The investigation of roughly 55 cold cases by the Rocky Mount Police Department has come under scrutiny and criticism lately by some local media outlets and social media sites that have claimed that the year-old Cold Case Squad has been “dismantled.”
The squad has not been dismantled, said Brad Summerlin of the Rocky Mount Police Department. It has merely been restructured and now has a full-time officer and a part-time retired officer assigned to the cases.
The Telegram tried to give the police department a chance to tell its side of the story to help clear up any confusion arising from rumors being spread about the status of the squad. Department leaders were asked about the makeup of the squad after the restructure, who is leading the effort, its goals, how many actual cases are still on the cold case books, what it has accomplished so far and whether the cold case squad has the support of the new interim Police Chief George Robinson.

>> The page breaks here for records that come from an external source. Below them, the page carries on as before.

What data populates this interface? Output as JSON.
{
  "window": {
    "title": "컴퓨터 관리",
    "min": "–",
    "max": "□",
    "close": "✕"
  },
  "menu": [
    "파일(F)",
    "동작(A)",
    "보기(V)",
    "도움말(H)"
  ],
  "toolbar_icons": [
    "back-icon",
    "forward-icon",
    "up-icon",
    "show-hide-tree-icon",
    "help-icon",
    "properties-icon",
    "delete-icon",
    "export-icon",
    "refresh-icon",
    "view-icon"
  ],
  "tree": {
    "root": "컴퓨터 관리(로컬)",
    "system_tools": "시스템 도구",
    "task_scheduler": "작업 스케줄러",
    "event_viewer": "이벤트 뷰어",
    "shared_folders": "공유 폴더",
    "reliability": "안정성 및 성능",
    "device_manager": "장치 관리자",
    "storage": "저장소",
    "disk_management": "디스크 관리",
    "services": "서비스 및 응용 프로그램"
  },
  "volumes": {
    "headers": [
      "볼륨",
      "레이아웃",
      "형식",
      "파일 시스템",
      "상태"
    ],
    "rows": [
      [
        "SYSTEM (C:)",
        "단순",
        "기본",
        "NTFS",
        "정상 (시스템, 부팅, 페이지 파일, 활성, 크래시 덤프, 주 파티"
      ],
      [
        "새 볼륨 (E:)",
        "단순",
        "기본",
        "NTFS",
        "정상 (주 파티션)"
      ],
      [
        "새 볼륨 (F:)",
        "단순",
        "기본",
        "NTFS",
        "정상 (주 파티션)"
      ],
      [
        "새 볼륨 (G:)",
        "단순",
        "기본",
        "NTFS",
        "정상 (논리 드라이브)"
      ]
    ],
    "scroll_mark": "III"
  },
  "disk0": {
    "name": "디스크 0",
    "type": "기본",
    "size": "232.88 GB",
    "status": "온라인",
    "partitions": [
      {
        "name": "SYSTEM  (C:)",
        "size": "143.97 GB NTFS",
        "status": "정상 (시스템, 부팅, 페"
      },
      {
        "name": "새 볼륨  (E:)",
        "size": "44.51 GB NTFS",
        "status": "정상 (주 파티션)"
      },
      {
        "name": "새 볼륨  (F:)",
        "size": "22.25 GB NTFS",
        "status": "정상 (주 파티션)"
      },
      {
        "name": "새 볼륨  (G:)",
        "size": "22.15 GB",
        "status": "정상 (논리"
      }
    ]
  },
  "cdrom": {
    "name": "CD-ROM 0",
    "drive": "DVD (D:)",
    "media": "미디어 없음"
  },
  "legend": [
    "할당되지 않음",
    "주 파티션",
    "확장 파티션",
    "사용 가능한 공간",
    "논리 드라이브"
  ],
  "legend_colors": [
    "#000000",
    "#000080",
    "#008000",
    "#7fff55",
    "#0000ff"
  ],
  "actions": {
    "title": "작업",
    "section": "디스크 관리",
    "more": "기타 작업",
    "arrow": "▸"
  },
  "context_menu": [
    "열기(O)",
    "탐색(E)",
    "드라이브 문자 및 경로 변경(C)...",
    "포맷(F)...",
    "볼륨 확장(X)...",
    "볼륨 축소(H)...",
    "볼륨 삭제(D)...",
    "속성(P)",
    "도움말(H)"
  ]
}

Representatives of the police department were not allowed to respond to the inquires — instead, the Telegram received one simple statement from Tameka Kenan-Norman, chief communications officer for the city of Rocky Mount:
“The cold case unit was restructured January 2019. We would like to provide these investigators a sufficient amount of time before responding to the work accomplished by this unit.”
The Cold Case Squad was created in 2018 by former interim Police Chief Willie Williams, who repeatedly expressed his desire to clear up as much of the backlog of cold cases as possible. The original Cold Case Squad was made up of retired police employees, according to a press release sent out in January by the city of Rocky Mount.
“The Cold Case Unit has meticulously reviewed seven cases to date. Their efforts have led to submissions of DNA evidence to a private lab, interviews of witnesses, suspects and involved parties and the linking of weapons to multiple crimes based on ballistic reports. Cold case reviews are designed to ensure a thorough reconciliation of the investigative steps taken at the time of the crime with current practices and forensic technology. Our goal is to ensure all reasonable steps have been taken to identify the offender,” the press release said.
The press release also stated that significant financial resources have been invested to process evidence and to solicit information in all active homicides and cold case homicides.
“The Rocky Mount Police Department offers a standing $5,000 reward for information that leads to identification and arrest of any homicide offender. Citizens with knowledge of any crime are encouraged to share their information with the Rocky Mount Police Department,” the release said.
It is not known if that offer still applies after the restructure of the Cold Case Squad as the city would not answer the question, “How can members of the community help solve cold cases?”